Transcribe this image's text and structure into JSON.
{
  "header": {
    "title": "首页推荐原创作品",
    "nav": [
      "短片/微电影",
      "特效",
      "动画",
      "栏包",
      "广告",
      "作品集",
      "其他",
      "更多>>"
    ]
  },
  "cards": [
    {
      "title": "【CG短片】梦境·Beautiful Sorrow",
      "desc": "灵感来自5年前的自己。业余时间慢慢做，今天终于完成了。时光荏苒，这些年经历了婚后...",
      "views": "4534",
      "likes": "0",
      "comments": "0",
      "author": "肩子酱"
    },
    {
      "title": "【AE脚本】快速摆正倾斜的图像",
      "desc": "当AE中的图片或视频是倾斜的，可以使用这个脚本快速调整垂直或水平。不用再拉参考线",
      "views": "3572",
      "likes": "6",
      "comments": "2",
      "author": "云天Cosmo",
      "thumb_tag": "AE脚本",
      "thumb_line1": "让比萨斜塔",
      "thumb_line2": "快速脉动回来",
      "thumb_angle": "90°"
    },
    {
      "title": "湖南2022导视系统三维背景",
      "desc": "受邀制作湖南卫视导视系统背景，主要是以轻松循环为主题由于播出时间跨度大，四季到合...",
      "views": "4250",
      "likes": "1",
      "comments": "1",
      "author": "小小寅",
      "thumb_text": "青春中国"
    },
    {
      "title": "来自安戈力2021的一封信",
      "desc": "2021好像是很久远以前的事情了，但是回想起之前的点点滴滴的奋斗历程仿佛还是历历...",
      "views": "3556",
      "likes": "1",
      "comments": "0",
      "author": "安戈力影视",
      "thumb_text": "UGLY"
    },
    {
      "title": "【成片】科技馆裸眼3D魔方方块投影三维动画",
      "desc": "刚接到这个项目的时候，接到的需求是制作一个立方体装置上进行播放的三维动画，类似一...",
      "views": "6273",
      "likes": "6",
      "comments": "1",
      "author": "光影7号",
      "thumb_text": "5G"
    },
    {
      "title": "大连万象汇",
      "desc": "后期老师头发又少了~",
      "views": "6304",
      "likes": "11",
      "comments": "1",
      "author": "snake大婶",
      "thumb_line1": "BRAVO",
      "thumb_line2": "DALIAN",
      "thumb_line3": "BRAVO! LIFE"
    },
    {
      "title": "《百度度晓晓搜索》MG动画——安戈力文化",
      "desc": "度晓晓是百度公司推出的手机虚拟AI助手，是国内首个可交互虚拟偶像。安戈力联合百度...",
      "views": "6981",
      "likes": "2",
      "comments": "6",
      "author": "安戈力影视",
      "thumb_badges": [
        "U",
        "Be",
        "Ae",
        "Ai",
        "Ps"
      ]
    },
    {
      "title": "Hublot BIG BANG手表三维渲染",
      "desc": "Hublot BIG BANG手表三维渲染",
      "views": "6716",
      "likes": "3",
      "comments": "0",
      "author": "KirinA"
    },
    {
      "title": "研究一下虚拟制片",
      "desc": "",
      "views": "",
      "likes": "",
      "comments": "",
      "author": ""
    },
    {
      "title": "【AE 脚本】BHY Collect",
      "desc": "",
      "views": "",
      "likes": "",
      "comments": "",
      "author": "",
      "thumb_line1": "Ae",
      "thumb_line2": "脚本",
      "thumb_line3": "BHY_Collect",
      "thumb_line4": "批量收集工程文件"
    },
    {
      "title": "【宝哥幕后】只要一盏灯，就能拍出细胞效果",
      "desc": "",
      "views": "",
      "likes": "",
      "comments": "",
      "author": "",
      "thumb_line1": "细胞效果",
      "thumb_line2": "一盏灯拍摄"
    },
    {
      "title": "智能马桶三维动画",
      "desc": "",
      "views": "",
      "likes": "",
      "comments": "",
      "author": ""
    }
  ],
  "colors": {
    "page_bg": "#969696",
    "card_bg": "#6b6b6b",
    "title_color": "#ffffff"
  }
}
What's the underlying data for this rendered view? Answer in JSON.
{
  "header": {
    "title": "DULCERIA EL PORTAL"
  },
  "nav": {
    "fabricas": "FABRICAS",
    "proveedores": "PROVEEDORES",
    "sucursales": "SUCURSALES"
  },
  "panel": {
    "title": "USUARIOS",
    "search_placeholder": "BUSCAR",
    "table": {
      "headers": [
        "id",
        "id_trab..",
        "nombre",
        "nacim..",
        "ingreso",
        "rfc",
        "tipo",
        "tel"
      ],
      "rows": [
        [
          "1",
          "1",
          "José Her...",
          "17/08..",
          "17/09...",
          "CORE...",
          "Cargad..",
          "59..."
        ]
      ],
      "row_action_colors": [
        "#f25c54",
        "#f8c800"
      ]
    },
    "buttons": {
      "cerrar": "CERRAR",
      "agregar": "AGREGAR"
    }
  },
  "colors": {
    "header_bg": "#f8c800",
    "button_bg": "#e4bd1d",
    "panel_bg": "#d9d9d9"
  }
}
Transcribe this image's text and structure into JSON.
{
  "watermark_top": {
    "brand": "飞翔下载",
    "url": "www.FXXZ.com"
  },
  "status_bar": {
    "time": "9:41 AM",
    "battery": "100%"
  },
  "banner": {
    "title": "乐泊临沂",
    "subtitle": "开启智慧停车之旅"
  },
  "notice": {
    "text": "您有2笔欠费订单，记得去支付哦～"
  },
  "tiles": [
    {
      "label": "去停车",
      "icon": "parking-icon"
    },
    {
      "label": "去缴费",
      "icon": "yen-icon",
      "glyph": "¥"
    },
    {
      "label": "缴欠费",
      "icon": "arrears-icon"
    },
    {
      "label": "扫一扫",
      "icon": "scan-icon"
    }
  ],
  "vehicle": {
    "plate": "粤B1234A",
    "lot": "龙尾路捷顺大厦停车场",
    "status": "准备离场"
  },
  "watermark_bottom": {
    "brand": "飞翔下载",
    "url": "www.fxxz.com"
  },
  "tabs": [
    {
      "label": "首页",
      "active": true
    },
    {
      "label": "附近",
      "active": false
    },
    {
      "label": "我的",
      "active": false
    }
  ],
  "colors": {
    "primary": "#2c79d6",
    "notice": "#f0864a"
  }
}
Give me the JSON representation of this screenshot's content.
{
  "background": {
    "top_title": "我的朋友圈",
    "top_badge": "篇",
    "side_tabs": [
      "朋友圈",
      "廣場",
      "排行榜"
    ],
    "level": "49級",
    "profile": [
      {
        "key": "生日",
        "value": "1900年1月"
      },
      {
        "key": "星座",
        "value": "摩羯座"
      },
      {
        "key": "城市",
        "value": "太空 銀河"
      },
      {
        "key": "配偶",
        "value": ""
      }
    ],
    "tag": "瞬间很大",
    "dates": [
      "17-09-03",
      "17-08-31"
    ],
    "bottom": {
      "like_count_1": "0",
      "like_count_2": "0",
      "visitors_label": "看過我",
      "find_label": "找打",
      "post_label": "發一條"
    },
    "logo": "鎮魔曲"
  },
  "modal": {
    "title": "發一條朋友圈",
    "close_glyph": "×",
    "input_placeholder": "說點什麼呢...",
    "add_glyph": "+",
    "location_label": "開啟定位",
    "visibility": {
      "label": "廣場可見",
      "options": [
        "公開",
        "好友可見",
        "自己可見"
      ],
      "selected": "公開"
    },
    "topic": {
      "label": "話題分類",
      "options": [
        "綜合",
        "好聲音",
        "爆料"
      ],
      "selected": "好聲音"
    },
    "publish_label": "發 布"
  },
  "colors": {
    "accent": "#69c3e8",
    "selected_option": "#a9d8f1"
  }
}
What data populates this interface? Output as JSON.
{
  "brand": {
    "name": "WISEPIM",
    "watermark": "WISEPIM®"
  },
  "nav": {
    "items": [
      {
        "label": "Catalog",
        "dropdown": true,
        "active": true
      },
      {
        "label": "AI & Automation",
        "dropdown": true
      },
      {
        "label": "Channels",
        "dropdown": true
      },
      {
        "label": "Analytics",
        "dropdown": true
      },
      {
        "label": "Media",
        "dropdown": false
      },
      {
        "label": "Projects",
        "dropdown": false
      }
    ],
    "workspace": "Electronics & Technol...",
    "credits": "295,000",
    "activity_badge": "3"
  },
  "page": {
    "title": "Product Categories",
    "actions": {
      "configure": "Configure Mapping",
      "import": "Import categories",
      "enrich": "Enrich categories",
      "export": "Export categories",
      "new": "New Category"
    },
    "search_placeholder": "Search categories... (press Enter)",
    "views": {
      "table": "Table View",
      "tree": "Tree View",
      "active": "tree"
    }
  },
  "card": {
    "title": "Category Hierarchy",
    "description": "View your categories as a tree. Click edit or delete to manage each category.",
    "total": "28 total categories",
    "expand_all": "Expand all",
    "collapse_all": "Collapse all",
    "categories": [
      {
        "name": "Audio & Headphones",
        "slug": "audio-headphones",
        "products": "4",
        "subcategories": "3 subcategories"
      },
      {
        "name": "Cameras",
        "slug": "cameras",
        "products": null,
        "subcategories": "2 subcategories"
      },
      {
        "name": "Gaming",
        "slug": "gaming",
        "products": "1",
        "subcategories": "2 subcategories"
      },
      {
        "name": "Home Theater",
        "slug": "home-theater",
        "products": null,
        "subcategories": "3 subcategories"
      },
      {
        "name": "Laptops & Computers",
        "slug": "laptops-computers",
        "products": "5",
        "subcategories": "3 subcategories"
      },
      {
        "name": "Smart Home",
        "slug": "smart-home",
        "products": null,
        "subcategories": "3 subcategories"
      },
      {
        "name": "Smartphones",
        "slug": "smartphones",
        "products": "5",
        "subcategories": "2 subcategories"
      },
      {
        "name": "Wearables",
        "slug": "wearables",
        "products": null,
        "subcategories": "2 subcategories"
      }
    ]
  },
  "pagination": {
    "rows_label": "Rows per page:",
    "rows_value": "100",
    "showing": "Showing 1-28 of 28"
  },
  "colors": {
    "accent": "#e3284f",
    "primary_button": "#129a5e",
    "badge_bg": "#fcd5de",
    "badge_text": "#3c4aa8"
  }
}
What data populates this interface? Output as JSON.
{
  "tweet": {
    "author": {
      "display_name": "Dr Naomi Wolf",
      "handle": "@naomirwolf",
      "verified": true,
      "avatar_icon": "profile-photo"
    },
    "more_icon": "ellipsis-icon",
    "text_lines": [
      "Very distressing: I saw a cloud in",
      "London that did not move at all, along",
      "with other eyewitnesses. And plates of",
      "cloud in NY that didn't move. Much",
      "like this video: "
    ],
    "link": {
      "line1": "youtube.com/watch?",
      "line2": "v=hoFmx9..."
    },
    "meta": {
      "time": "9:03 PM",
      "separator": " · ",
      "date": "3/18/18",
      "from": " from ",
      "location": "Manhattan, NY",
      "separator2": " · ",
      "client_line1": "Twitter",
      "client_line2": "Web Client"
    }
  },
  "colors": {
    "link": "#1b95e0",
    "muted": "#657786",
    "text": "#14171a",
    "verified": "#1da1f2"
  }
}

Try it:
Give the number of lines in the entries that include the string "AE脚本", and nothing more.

Task result:
2